Task to carry out: Wherever "JavaScript" appears in a line of the listing, report that line.

(Material for the task)

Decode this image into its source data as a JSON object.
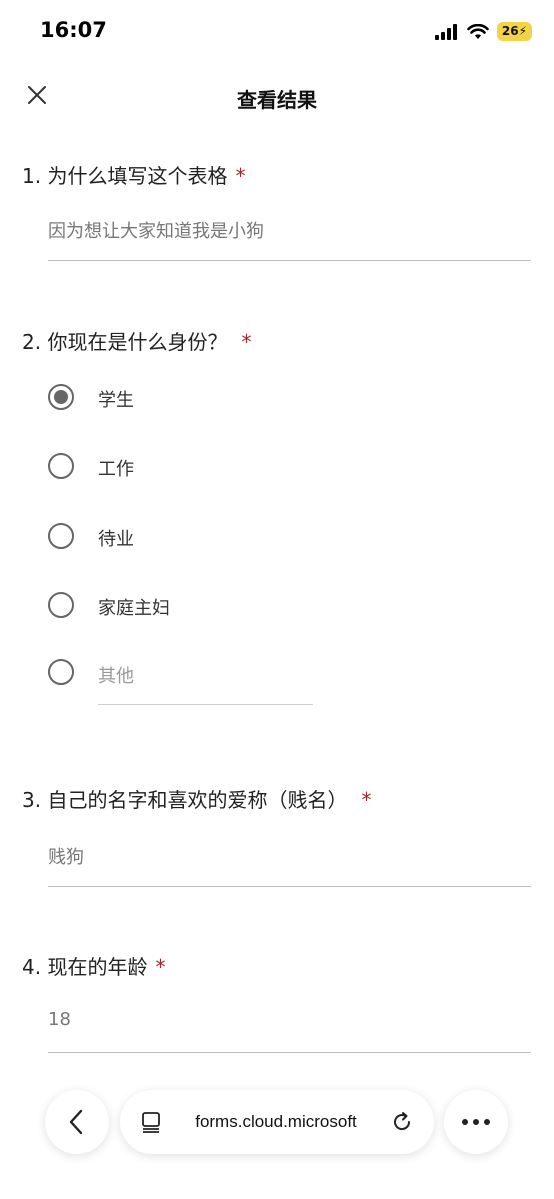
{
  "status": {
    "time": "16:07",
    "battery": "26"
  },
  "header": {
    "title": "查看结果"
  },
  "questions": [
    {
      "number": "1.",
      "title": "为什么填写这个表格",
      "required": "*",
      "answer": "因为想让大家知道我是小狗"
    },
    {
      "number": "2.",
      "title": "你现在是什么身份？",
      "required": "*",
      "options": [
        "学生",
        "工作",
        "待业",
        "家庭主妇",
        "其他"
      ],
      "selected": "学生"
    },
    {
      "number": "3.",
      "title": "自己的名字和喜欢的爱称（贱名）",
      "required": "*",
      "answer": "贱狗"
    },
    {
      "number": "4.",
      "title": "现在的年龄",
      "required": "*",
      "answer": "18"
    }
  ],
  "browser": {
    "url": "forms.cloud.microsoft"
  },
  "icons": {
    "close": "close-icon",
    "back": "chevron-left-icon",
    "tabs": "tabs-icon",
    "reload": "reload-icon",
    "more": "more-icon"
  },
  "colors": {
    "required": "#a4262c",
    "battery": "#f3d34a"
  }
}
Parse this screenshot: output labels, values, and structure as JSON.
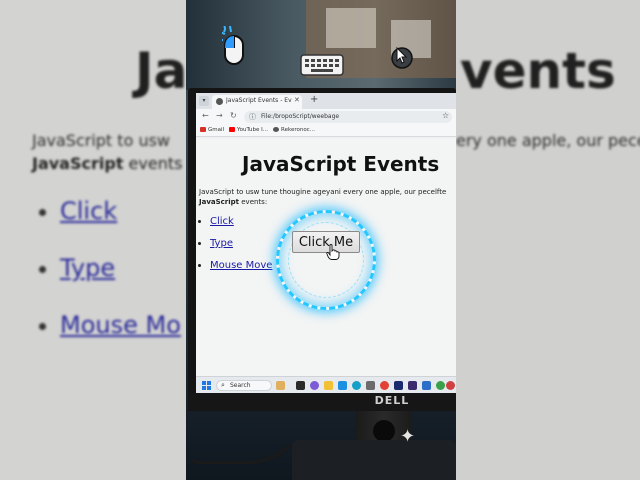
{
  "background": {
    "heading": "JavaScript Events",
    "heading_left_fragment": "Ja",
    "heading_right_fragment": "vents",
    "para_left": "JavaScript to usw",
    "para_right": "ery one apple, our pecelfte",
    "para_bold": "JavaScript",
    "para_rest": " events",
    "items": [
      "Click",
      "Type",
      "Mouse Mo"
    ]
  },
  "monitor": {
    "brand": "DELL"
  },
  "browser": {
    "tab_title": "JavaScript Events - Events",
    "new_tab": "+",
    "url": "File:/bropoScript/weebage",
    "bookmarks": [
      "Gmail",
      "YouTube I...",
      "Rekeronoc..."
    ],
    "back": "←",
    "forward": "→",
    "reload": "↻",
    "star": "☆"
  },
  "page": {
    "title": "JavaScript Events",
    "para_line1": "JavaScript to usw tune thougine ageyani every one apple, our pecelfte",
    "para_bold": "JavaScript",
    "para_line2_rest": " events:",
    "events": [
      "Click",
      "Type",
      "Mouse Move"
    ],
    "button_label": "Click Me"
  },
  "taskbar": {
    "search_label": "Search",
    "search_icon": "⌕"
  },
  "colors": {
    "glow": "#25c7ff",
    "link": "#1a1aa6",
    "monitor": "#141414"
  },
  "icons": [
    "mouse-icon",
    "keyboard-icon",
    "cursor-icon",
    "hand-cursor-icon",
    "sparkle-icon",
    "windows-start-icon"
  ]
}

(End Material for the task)
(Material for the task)

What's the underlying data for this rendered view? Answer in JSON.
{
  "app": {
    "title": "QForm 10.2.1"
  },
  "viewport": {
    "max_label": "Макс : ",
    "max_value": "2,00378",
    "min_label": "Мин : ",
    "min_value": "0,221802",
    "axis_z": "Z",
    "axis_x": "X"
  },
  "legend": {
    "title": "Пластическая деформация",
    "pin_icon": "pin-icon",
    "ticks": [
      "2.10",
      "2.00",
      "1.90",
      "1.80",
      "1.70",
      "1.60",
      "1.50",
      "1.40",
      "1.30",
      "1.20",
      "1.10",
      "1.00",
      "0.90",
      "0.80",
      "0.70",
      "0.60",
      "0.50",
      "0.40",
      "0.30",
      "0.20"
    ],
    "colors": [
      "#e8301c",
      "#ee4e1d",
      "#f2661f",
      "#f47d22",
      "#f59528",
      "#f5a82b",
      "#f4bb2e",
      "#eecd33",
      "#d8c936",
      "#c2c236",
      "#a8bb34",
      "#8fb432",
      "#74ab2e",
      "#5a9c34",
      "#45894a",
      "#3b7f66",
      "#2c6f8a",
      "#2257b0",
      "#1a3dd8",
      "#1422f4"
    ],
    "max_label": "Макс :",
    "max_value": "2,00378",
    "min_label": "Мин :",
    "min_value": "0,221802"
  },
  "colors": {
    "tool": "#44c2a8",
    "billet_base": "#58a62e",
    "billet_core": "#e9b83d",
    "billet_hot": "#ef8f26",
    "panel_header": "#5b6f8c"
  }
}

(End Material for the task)

Output of the exercise:
    "heading": "JavaScript Events",
    "para_left": "JavaScript to usw",
    "para_bold": "JavaScript",
    "tab_title": "JavaScript Events - Events",
    "title": "JavaScript Events",
    "para_line1": "JavaScript to usw tune thougine ageyani every one apple, our pecelfte",
    "para_bold": "JavaScript",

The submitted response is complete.